Dataset records Start Marker

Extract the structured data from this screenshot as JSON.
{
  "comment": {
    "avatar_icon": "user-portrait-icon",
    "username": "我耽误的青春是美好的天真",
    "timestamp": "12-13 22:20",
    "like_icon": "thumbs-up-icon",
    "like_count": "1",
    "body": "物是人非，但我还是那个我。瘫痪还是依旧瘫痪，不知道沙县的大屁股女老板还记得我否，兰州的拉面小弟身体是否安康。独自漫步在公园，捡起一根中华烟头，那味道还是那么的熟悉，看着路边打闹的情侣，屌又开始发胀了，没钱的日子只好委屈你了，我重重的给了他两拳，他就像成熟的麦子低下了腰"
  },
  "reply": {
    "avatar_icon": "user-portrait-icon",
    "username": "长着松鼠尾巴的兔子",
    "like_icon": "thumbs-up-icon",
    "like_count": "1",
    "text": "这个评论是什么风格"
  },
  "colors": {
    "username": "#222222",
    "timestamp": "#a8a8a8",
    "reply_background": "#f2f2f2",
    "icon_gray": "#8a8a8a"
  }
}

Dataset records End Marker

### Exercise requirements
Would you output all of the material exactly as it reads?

### Result for this exercise
Extract the structured data from this screenshot as JSON.
{
  "comment": {
    "avatar_icon": "user-portrait-icon",
    "username": "我耽误的青春是美好的天真",
    "timestamp": "12-13 22:20",
    "like_icon": "thumbs-up-icon",
    "like_count": "1",
    "body": "物是人非，但我还是那个我。瘫痪还是依旧瘫痪，不知道沙县的大屁股女老板还记得我否，兰州的拉面小弟身体是否安康。独自漫步在公园，捡起一根中华烟头，那味道还是那么的熟悉，看着路边打闹的情侣，屌又开始发胀了，没钱的日子只好委屈你了，我重重的给了他两拳，他就像成熟的麦子低下了腰"
  },
  "reply": {
    "avatar_icon": "user-portrait-icon",
    "username": "长着松鼠尾巴的兔子",
    "like_icon": "thumbs-up-icon",
    "like_count": "1",
    "text": "这个评论是什么风格"
  },
  "colors": {
    "username": "#222222",
    "timestamp": "#a8a8a8",
    "reply_background": "#f2f2f2",
    "icon_gray": "#8a8a8a"
  }
}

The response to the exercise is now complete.